-- Antoine de Saint-Exupery
"A designer knows he has reached perfection not when there is nothing left to add, but when there is nothing left to take away."
-- Antoine de Saint-Exupery
The death of the B movie came slowly and quietly and was barely mourned. From its ashes rose the phoenix of independent film (obviously as a technical term, there had always been independent film, but as a genre term, interchangeable with "arthouse film" is what I mean here). Almost the polar opposite of B movies, independent film, by and large, is meant to provoke thought; to perhaps not leave you thinking about the events that transpired on screen, but about the ideas and feelings they left you with. Where B movies were completely about entertainment for the time the projector was rolling, independent film is all about resonating the most and longest after you've left the theater. It is the Filet Mignon to the B movie's potato chip. Apart from directors like Robert Rodriguez whose simultaneous mastery of and insistence on producing B movies is impressive, almost all the low-budget pictures now are much more artistic affairs than the sort that Roger Corman produced. While the definition of a B movie still technically holds true for most independent movies based on their budgets, the subject matter of monsters and superheroes have crossed over to the major studios. Movies like Godzilla now cost $165 million, significantly more than a man in a rubber suit, while the heady, sophisticated plots that used to be reserved for studio fare like North by Northwest are now much more the domain of independent filmmakers save the occasional Inception or Solaris.
Studios realized - thanks to movies like Jaws and Star Wars - that the only thing stopping creature features and campy sci-fi from being mainstream hits was their typical-at-the-time shoestring budgets. In just four years, from 1976 to 1980, the average movie budget more than doubled from $4 million to $8.5 million (today it stands at about $65 million). Suddenly, nobody wanted to see the low budget fare that independent film had thrived on. The industry responded by shifting, becoming something of a creative proving ground for filmmakers to earn their stripes. Nowadays, filmmakers like Christopher Nolan have to make Memento before they're able to make Batman Begins, while some filmmakers just reap the benefits the larger budgets offer while still staying true to the type of movie that got them success, for instance, the Coen brothers with Blood Simple featuring many of the elements later found in Fargo or No Country for Old Men. What this has resulted in is a distilling of thought-provoking movies down to their most basic elements. Even North by Northwest had its crop duster scene, but now filmmakers have to make due with shoestring budgets and cannot afford that sort of action sequence (with exceptions like the $500,000 Monsters, a much better movie than its title belies).
This has created a sort of arms race with only the highest of the high concepts as the victors. It is a genre unique enough to almost be as separate from movies as television. Primer is so notoriously obscure that fairly complex diagrams are almost a necessity to understand its plot (I'm not being facetious). Another Earth uses its sci-fi concept - the discovery of a planet identical to Earth right down to its inhabitants - only as the backdrop for the compelling story of two very damaged people and their relationship, and returns to it just for the haunting conclusion.
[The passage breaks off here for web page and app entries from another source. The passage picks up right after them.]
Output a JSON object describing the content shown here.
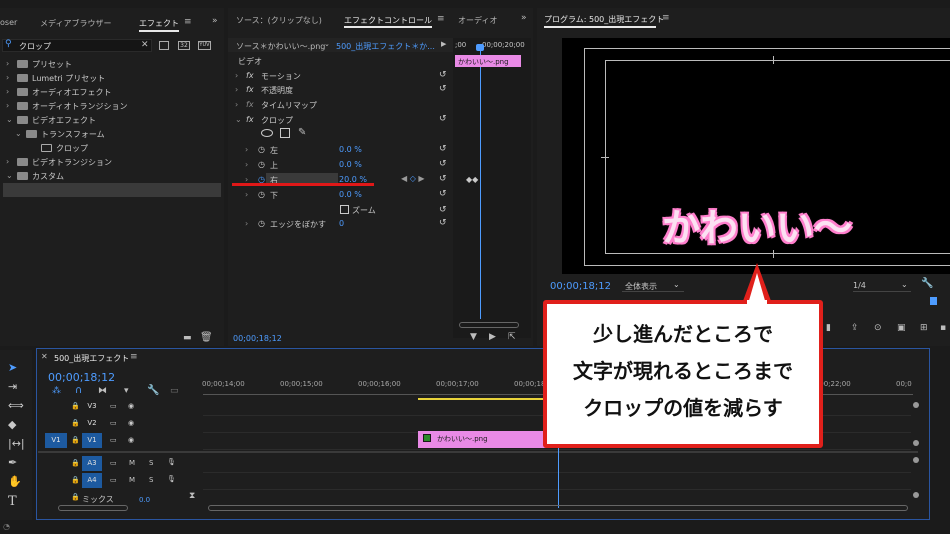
{
  "effects_panel": {
    "tabs": [
      "oser",
      "メディアブラウザー",
      "エフェクト",
      "≡"
    ],
    "active_tab": "エフェクト",
    "search_value": "クロップ",
    "tree": [
      {
        "label": "プリセット",
        "level": 0
      },
      {
        "label": "Lumetri プリセット",
        "level": 0
      },
      {
        "label": "オーディオエフェクト",
        "level": 0
      },
      {
        "label": "オーディオトランジション",
        "level": 0
      },
      {
        "label": "ビデオエフェクト",
        "level": 0
      },
      {
        "label": "トランスフォーム",
        "level": 1
      },
      {
        "label": "クロップ",
        "level": 2
      },
      {
        "label": "ビデオトランジション",
        "level": 0
      },
      {
        "label": "カスタム",
        "level": 0
      },
      {
        "label": "クロップ",
        "level": 1
      }
    ]
  },
  "effect_controls": {
    "tabs": [
      "ソース：(クリップなし)",
      "エフェクトコントロール",
      "≡",
      "オーディオ"
    ],
    "source_label": "ソース＊かわいい～.png",
    "sequence_label": "500_出現エフェクト＊か...",
    "ruler_times": [
      ";00",
      "00;00;20;00"
    ],
    "clip_label": "かわいい～.png",
    "section": "ビデオ",
    "effects": [
      "モーション",
      "不透明度",
      "タイムリマップ",
      "クロップ"
    ],
    "params": [
      {
        "name": "左",
        "value": "0.0 %"
      },
      {
        "name": "上",
        "value": "0.0 %"
      },
      {
        "name": "右",
        "value": "20.0 %"
      },
      {
        "name": "下",
        "value": "0.0 %"
      }
    ],
    "zoom_label": "ズーム",
    "feather_label": "エッジをぼかす",
    "feather_value": "0",
    "timecode": "00;00;18;12"
  },
  "program": {
    "title": "プログラム: 500_出現エフェクト",
    "menu_icon": "≡",
    "overlay_text": "かわいい〜",
    "timecode": "00;00;18;12",
    "fit_label": "全体表示",
    "resolution": "1/4"
  },
  "timeline": {
    "sequence_name": "500_出現エフェクト",
    "menu_icon": "≡",
    "timecode": "00;00;18;12",
    "ruler": [
      "00;00;14;00",
      "00;00;15;00",
      "00;00;16;00",
      "00;00;17;00",
      "00;00;18;0",
      "00;00;22;00",
      "00;0"
    ],
    "tracks": [
      {
        "name": "V3",
        "source": ""
      },
      {
        "name": "V2",
        "source": ""
      },
      {
        "name": "V1",
        "source": "V1"
      },
      {
        "name": "A3",
        "source": ""
      },
      {
        "name": "A4",
        "source": ""
      }
    ],
    "mix_label": "ミックス",
    "mix_value": "0.0",
    "clip_label": "かわいい～.png",
    "mute": "M",
    "solo": "S"
  },
  "callout": {
    "lines": [
      "少し進んだところで",
      "文字が現れるところまで",
      "クロップの値を減らす"
    ],
    "color": "#e0201b"
  },
  "colors": {
    "accent": "#4e9cff",
    "clip": "#e98ae6",
    "highlight": "#e01818"
  }
}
The point of this Rant is less of my normal soapboxing, and more of a Public Service Announcement. Find out where your closest arthouse theater is. Pay attention to its offerings and patronize it at least once a year (not during Oscar-season, when mainstream fare parading as independent like Dallas Buyer's Club is shown so they can keep the lights on). Odds are, if you choose wisely (not hard to do, given critical aggregate sites like Rotten Tomatoes and Metacritic), you'll see an up-and-coming filmmaker at their most genuinely creative. Before they have to listen to studio executives and test audiences, when they can put their mental image onto the screen as faithfully as their meager budget allows. Mentioning Monsters and Godzilla in the same article was no coincidence: they're both directed by Gareth Edwards. Only now, if you've seen his independent ticket into Hollywood, you'll feel like a member of some secret club when you see similar flourishes on the screen in blockbuster glory.